The Hungarians were the first to give shape to the modern age in football. The Magical Magyars were a truly special team, the prototype for Total Football. They dominated most of the 1950s and leading upto the 1954 World Cup final, had not lost a game in four years. A record, it would stand for four decades.
Brazil adopted the Magyars’ 4-2-4 system and won the 1958 World Cup. Rinus Michels would employ similar principles and bring about a revolution in Dutch football in the 1970s. If Gusztav Sebes’ side had won that 1954 final, which they led 2-0 after eight minutes, maybe they would be more universally popular, but many footballing historians consider that team to be the best ever in history.
They were not quite as good by the time the 1960s came along, with the Cold War taking a toll on the country, but they won bronze at the 1960 Rome Olympics, reached the quarter finals of yet another World Cup in 1962 and took bronze at the 1964 European Championships. In other words, they were still pretty darn good.
In the 1960 Olympics, Hungary were placed in the same group as India, Peru and France.

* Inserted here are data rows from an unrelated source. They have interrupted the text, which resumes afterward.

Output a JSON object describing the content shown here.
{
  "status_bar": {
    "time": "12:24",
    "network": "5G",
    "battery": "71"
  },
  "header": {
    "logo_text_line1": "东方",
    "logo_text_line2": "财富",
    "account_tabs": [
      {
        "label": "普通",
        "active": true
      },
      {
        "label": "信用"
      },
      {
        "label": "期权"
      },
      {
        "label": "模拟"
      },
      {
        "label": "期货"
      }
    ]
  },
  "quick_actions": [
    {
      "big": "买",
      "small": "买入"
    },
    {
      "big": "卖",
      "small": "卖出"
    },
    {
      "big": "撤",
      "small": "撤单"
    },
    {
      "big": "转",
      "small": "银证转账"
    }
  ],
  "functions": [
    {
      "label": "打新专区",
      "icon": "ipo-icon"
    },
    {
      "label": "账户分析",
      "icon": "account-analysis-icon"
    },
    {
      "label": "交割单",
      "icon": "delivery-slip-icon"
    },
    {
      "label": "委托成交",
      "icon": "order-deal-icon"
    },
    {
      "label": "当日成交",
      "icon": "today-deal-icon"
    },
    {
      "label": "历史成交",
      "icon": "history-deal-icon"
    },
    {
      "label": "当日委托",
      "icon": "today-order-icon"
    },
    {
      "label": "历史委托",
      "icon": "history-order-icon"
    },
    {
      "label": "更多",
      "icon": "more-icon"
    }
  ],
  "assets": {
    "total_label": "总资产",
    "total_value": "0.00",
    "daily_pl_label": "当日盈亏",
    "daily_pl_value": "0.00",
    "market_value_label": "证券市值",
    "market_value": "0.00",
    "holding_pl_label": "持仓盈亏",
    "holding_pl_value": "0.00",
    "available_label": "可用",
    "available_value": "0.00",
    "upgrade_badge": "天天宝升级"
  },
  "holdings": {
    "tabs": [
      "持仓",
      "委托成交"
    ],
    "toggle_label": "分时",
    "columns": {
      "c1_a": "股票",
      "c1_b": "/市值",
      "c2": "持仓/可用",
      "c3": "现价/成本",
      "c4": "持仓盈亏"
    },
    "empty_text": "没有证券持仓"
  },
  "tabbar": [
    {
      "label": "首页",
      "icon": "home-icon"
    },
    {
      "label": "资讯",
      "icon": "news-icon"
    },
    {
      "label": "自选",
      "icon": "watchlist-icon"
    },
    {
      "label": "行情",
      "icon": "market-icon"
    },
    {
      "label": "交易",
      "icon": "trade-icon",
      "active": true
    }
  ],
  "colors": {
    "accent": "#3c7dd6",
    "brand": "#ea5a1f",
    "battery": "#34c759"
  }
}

Peru were dispatched 6-2 and France were demolished 7-0. It was India that troubled them. Florian Albert, who would be top scorer at the 1962 World Cup, got a goal but Jarnail Singh had him on a leash otherwise. The standout player for India however, was Tulsidas Balaraman. Trailing 0-2, he scored from a deft flick to halve the deficit and chasing an equaliser, he had the Hungarian defence scrambling for cover. They resorted to shirt pulls and body checks to stop him and while they managed to hold on for a 2-1 win, it was possibly the best performance ever by a player in an Indian shirt.
Arguably the best Indian forward of all time, from 1956-62, he was the first name on the team sheet. Discovered by coach Syed Abdul Rahim in Secunderabad, he had all the attributes of a top class striker. Blessed with exceptional pace and ball control, he could finish from anywhere in the forward line. What made him even more dangerous was his ability to drop deep and pick a pass or initiate another attack at pace, drawing comparisons in recent times with Thierry Henry.
Balaram, as he was popularly called, had started his career in Hyderabad before moving to East Bengal in 1957, where he spent six years being treated like a king by adoring supporters. He switched to Bengal Nagpur Railway (BNR) in 1963 for financial security before retiring two years later.
The Tulsidas Balaraman, Chuni Goswami and P.K. Banerjee triumvirate formed India’s best forward line of all time and the lack of a Padma Shri on his mantelpiece rankles, especially since the other two were awarded a long time ago. Bitter about the snub, he lives alone in a small flat in Kolkata. The authorities may have forgotten about him, but Balaraman still gets treated like a king by football fans in the vicinity of his home and that provides him with some succour.